$$x = c\cdot v_m + (1-c)\cdot 0$$

shows that $x$ is not an extreme point of $K$, or there are (at least) two indices $m < n$ with $x_m > 0$ and $x_n > 0$. Let $w = v_m - v_n$. Then for small enough $\varepsilon > 0$, both $x+\varepsilon w$ and $x-\varepsilon w$ lie in $K$, and $x$ is the midpoint of the segment between these two, hence not an extreme point of $K$.

So we have an example of a compact convex set $K$ in a locally convex space - even a Hilbert space - with

$$\operatorname{co}(\operatorname{ext} K) \subsetneq K = \overline{\operatorname{co}}(\operatorname{ext} K).$$

Does this problem only occur when we are dealing with infinite dimensional spaces?

Yes. In finite-dimensional spaces, Carathéodory's theorem guarantees that the convex hull of a compact set $M$ is again compact, since it puts an upper bound on the number of points that are required in a convex combination. In infinite-dimensional spaces, the number of points of $M$ required to write an $x\in \operatorname{co} (M)$ as a convex combination of points of $M$ can be arbitrarily large, and that allows the existence of points in the closed convex hull that cannot be written as a convex combination of finitely many points of $M$.

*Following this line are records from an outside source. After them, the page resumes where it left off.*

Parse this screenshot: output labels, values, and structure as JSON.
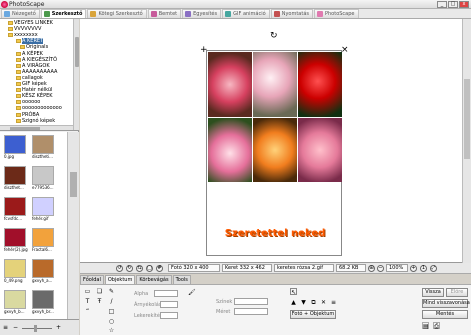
{
  "window": {
    "title": "PhotoScape",
    "buttons": [
      "_",
      "□",
      "x"
    ]
  },
  "tabs": [
    {
      "label": "Nézegető",
      "active": false,
      "icon": "viewer-icon",
      "color": "#6aa8e0"
    },
    {
      "label": "Szerkesztő",
      "active": true,
      "icon": "editor-icon",
      "color": "#4d9a4d"
    },
    {
      "label": "Kötegi Szerkesztő",
      "active": false,
      "icon": "batch-editor-icon",
      "color": "#d9a43a"
    },
    {
      "label": "Bemtet",
      "active": false,
      "icon": "page-icon",
      "color": "#c75b9b"
    },
    {
      "label": "Egyesítés",
      "active": false,
      "icon": "combine-icon",
      "color": "#8a70c4"
    },
    {
      "label": "GIF animáció",
      "active": false,
      "icon": "gif-icon",
      "color": "#46a7a0"
    },
    {
      "label": "Nyomtatás",
      "active": false,
      "icon": "print-icon",
      "color": "#c45050"
    },
    {
      "label": "PhotoScape",
      "active": false,
      "icon": "photoscape-icon",
      "color": "#e07ab0"
    }
  ],
  "tree": {
    "items": [
      {
        "label": "VEGYES LINKEK",
        "indent": 2
      },
      {
        "label": "VVVVVVVV",
        "indent": 2
      },
      {
        "label": "xxxxxxxx",
        "indent": 2
      },
      {
        "label": "A KERET",
        "indent": 4,
        "selected": true
      },
      {
        "label": "Originals",
        "indent": 5
      },
      {
        "label": "A KÉPEK",
        "indent": 4
      },
      {
        "label": "A KIEGÉSZÍTŐ",
        "indent": 4
      },
      {
        "label": "A VIRÁGOK",
        "indent": 4
      },
      {
        "label": "AAAAAAAAAA",
        "indent": 4
      },
      {
        "label": "callagok",
        "indent": 4
      },
      {
        "label": "GIF képek",
        "indent": 4
      },
      {
        "label": "Hatér nélkül",
        "indent": 4
      },
      {
        "label": "KÉSZ KÉPEK",
        "indent": 4
      },
      {
        "label": "oooooo",
        "indent": 4
      },
      {
        "label": "ooooooooooooo",
        "indent": 4
      },
      {
        "label": "PRÓBA",
        "indent": 4
      },
      {
        "label": "Szignó képek",
        "indent": 4
      }
    ]
  },
  "thumbnails": [
    {
      "caption": "0.jpg",
      "color": "#3d5fd0"
    },
    {
      "caption": "disztheti...",
      "color": "#b08f6a"
    },
    {
      "caption": "diszthet...",
      "color": "#6c2a18"
    },
    {
      "caption": "e779536...",
      "color": "#c8c8c8"
    },
    {
      "caption": "fcvsfdc...",
      "color": "#9b1a1a"
    },
    {
      "caption": "fehér.gif",
      "color": "#d0d0ff"
    },
    {
      "caption": "fehér(2).jpg",
      "color": "#a10f2a"
    },
    {
      "caption": "Fractal6...",
      "color": "#f2a23c"
    },
    {
      "caption": "0_49.png",
      "color": "#e4d27a"
    },
    {
      "caption": "gxvyh_a...",
      "color": "#b96a2a"
    },
    {
      "caption": "gxvyh_b...",
      "color": "#d9d9a0"
    },
    {
      "caption": "gxvyh_br...",
      "color": "#6a6a6a"
    }
  ],
  "photo": {
    "caption": "Szeretettel neked"
  },
  "status": {
    "size": "Fotó 320 x 400",
    "frame": "Keret 332 x 462",
    "file": "keretes rózsa 2.gif",
    "filesize": "68.2 KB",
    "zoom": "100%"
  },
  "panel_tabs": [
    {
      "label": "Főoldal",
      "active": false
    },
    {
      "label": "Objektum",
      "active": true
    },
    {
      "label": "Körbevágás",
      "active": false
    },
    {
      "label": "Tools",
      "active": false
    }
  ],
  "panel": {
    "alpha_label": "Alpha",
    "shadow_label": "Árnyékolás",
    "line_label": "Lekerekítés",
    "color_label": "Színek",
    "size_label": "Méret",
    "photo_obj_button": "Fotó + Objektum",
    "undo_button": "Vissza",
    "redo_button": "Előre",
    "undo_all_button": "Mind visszavonása",
    "save_button": "Mentés"
  }
}
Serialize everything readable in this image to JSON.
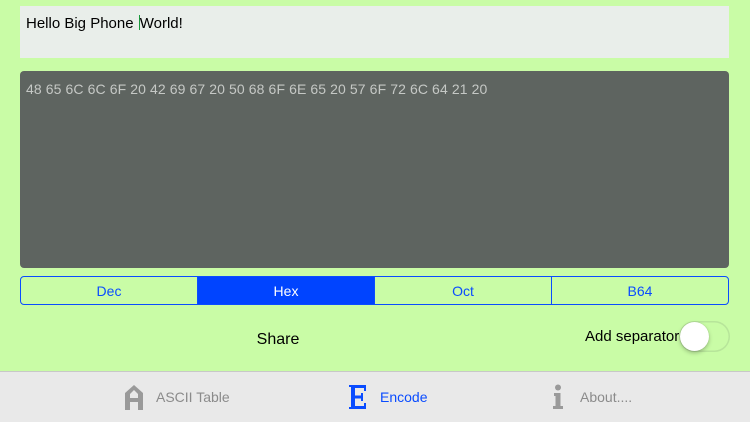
{
  "input": {
    "text_before_caret": "Hello Big Phone ",
    "text_after_caret": "World!"
  },
  "output": {
    "text": "48 65 6C 6C 6F 20 42 69 67 20 50 68 6F 6E 65 20 57 6F 72 6C 64 21 20"
  },
  "encoding": {
    "options": [
      {
        "label": "Dec"
      },
      {
        "label": "Hex"
      },
      {
        "label": "Oct"
      },
      {
        "label": "B64"
      }
    ],
    "selected": "Hex"
  },
  "actions": {
    "share_label": "Share",
    "separator_label": "Add separator",
    "separator_enabled": false
  },
  "tabbar": {
    "items": [
      {
        "label": "ASCII Table",
        "icon": "letter-a-icon",
        "active": false
      },
      {
        "label": "Encode",
        "icon": "letter-e-icon",
        "active": true
      },
      {
        "label": "About....",
        "icon": "info-icon",
        "active": false
      }
    ]
  },
  "colors": {
    "background": "#c9fca6",
    "accent": "#0a4cff",
    "output_background": "#5e6460",
    "inactive_tab": "#8b8b8b"
  }
}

• Thanks so much I understand it much better now, I was unaware of Carathéodory's theorem. However I do have a question in how you define K Firstly, stupidly is the upwards arrow in the centre of the set just separating the conditions? But also haven't we used all of v's to describe a single point x above? where do the xk's come from, although I can clearly see why the sum must be less than 1 if i accept that they exist – Padraic Dec 3 '14 at 9:45
• The "upward arrow" is a logical "and", it is also common to separate the conditions simply by a comma. $K$ is the set of all $x\in \ell^2$ such that all components of $x$ - the $x_k$ - are non-negative, and the weighted sum of the components is $\leqslant 1$. We could also describe it as $$K = \left\{x =\sum_{m=0}^\infty c_m\cdot v_m : 0 \leqslant c_m\leqslant 1, \sum_{m=0}^\infty c_m \leqslant 1\right\}.$$ The convex hull of $M$ consists of those points where only finitely many of the coefficients are $> 0$. The connection between the two representations is $x_m = c_m\cdot \frac{1}{m+1}$. – Daniel Fischer Dec 3 '14 at 12:24